Understanding risks and opportunities for ramp metering control in a mixed-autonomy future
Principal Investigator(s):Raphael Stern, Assistant Professor, Civil, Environmental and Geo-Engineering
Vehicle automation has the potential to dramatically alter the fundamental dynamics of traffic flow. This is true both for fully automated vehicles, as well as vehicles with partial automation technology such as adaptive cruise control (ACC) that are already commercially available today. By changing the dynamics of traffic flow, these emerging technologies will also influence the efficacy of traffic flow-based control strategies such as ramp metering. As one of the leading deployments of ramp metering globally, Minnesota roadways may see substantial change in the efficacy of ramp metering strategies as traffic dynamics change.

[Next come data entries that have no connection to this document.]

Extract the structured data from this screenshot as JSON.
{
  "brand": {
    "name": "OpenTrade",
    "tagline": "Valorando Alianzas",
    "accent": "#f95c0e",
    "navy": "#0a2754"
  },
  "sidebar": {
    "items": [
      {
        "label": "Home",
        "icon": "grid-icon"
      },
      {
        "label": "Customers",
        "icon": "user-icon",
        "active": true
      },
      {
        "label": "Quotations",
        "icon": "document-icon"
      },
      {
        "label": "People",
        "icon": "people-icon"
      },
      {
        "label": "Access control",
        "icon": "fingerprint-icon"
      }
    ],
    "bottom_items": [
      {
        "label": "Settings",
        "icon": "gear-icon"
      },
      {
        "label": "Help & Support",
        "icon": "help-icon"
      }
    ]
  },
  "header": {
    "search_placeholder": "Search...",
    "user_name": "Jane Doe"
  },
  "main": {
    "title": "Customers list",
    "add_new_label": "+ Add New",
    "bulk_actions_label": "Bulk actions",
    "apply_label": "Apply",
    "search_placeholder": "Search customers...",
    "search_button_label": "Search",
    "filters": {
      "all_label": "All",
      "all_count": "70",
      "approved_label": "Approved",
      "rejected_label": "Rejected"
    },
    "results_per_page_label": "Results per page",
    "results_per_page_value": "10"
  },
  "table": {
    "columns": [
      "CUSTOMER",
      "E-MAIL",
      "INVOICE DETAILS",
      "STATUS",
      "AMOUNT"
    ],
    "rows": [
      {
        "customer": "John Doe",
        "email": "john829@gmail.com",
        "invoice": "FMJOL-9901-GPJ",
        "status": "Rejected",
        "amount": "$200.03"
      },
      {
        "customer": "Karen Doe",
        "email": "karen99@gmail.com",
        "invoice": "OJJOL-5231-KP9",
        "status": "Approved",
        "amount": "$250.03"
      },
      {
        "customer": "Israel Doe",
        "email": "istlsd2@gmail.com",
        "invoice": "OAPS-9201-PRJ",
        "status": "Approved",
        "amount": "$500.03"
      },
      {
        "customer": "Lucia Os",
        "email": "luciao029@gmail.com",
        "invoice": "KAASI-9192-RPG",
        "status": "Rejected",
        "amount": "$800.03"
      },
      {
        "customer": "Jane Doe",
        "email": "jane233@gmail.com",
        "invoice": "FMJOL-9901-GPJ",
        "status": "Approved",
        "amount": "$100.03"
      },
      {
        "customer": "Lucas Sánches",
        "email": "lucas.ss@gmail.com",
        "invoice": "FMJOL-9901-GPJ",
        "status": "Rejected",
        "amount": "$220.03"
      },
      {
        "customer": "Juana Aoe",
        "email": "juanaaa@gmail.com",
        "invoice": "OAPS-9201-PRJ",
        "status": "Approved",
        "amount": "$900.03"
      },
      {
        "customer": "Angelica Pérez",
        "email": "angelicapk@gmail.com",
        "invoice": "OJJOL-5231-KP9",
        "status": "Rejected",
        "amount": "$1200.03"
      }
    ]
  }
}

With this motivation in mind, this project will answer how ramp metering strategies employed in Minnesota may be influenced by different vehicle automation scenarios such as automated vehicle market penetration rates both for proposed, fully automated vehicles and currently available low-level automated vehicles. Additionally, this project will develop strategies to keep Minnesota ramp meters effective under scenarios with increased autonomy. Furthermore, under the new traffic flow-density relationship that is emerging in a mixed autonomy traffic flow, traditional ramp metering may create unsafe conditions due to rapidly propagating queues. This project will also address safety considerations for ramp metering in an automated future.